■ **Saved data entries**
=== Section Start ===

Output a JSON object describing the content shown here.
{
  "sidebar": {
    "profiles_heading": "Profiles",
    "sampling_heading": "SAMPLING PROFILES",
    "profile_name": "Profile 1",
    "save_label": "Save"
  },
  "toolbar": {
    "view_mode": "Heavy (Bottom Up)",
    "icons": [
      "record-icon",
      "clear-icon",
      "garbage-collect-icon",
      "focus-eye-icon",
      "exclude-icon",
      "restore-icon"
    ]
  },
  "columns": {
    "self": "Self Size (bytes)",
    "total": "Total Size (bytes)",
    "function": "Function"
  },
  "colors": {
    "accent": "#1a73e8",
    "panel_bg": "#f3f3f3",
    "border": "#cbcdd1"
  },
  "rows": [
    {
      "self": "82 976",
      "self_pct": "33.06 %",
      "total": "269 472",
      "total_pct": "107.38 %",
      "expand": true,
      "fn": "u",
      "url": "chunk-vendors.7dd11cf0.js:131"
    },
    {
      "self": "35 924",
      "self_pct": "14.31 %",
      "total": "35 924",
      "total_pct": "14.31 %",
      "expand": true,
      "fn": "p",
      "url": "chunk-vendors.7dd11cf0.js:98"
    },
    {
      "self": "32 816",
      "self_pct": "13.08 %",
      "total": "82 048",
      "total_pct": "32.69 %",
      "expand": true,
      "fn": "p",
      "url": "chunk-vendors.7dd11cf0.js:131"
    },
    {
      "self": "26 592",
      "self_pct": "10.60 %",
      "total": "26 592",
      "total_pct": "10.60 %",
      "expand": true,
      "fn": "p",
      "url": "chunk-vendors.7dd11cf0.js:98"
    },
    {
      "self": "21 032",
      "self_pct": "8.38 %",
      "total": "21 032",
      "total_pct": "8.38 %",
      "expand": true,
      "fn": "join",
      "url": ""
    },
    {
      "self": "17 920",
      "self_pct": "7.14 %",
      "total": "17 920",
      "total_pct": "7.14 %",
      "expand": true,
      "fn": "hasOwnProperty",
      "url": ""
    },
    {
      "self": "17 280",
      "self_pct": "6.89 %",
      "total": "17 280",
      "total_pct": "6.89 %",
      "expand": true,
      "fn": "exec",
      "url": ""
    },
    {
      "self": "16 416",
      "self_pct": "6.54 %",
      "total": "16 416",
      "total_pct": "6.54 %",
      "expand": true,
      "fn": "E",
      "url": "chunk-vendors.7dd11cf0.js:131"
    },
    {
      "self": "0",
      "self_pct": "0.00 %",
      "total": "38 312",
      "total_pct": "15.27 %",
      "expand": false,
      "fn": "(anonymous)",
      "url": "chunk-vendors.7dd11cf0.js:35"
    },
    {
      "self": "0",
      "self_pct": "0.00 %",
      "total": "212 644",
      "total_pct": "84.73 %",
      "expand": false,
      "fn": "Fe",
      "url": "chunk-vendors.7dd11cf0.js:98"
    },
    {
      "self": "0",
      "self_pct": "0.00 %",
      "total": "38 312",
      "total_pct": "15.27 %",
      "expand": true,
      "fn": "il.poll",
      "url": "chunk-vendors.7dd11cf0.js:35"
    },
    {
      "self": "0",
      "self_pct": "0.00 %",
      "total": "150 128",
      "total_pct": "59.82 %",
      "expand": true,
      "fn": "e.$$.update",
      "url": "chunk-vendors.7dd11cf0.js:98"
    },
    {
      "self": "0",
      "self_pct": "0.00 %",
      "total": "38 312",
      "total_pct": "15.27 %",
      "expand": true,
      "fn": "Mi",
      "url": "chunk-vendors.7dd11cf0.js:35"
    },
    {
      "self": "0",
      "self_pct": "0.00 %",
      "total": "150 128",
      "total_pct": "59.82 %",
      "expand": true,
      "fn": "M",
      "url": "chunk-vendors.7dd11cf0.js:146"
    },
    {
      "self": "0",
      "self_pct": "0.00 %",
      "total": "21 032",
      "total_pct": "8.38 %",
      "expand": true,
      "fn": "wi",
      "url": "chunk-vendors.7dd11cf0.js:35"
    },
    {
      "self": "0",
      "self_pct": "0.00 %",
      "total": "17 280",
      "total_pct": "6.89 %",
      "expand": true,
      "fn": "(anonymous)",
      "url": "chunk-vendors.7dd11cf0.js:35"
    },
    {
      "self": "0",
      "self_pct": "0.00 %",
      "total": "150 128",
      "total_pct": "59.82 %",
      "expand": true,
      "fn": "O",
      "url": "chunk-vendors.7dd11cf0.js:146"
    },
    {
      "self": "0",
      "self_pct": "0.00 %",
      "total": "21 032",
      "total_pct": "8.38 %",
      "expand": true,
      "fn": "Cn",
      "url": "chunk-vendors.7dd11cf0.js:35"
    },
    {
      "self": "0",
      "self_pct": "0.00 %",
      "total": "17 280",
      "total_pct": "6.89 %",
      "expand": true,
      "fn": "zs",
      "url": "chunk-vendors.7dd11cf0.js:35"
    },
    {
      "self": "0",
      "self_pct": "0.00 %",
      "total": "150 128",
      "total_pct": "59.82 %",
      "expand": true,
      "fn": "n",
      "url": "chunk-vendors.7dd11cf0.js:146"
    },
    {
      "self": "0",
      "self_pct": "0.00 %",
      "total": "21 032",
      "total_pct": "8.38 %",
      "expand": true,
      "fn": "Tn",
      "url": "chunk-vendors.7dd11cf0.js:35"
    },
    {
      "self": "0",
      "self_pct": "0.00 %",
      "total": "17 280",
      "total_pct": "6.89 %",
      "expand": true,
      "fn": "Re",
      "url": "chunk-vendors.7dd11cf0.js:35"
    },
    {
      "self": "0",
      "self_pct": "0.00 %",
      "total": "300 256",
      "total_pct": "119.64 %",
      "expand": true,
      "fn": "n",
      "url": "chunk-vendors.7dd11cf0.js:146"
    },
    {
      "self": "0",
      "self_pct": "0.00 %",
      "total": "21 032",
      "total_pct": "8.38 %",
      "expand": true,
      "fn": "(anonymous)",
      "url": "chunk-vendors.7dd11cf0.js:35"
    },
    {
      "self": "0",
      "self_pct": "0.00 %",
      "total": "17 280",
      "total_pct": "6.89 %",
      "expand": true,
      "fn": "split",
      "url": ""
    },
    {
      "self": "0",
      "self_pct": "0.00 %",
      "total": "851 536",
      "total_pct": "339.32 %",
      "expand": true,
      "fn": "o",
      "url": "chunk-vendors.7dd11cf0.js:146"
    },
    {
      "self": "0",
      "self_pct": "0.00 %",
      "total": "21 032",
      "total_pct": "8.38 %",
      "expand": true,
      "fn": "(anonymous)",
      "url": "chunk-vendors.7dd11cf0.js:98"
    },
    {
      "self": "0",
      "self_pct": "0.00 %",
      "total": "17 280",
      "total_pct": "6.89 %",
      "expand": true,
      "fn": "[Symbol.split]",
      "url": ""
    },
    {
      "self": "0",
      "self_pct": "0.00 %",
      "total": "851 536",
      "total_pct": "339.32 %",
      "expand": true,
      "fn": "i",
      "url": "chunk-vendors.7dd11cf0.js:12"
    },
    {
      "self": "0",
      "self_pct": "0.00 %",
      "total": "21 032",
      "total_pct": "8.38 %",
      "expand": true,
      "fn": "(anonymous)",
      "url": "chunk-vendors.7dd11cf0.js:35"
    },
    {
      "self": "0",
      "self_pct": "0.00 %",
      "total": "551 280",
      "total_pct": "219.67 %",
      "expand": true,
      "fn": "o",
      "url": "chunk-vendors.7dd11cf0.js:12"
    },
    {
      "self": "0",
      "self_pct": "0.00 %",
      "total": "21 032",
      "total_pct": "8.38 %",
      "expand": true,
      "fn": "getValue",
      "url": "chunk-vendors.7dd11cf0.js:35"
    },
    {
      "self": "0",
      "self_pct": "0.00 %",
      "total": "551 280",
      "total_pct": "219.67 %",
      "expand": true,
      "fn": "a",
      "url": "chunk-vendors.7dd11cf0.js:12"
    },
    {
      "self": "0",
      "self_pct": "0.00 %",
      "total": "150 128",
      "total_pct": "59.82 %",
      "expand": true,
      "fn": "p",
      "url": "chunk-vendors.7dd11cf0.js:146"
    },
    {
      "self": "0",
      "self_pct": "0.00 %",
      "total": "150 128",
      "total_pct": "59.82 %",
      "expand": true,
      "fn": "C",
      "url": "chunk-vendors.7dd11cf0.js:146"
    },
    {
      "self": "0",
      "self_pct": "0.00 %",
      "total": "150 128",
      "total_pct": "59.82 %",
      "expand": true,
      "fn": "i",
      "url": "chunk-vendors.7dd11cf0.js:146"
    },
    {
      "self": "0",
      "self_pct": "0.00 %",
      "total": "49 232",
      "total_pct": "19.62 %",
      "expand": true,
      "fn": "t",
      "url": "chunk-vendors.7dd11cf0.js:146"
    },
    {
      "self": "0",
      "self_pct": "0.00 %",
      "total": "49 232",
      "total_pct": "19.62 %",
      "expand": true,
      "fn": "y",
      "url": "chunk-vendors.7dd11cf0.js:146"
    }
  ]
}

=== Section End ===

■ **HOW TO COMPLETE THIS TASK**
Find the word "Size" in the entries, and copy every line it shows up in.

■ **RESULT**
    "self": "Self Size (bytes)",
    "total": "Total Size (bytes)",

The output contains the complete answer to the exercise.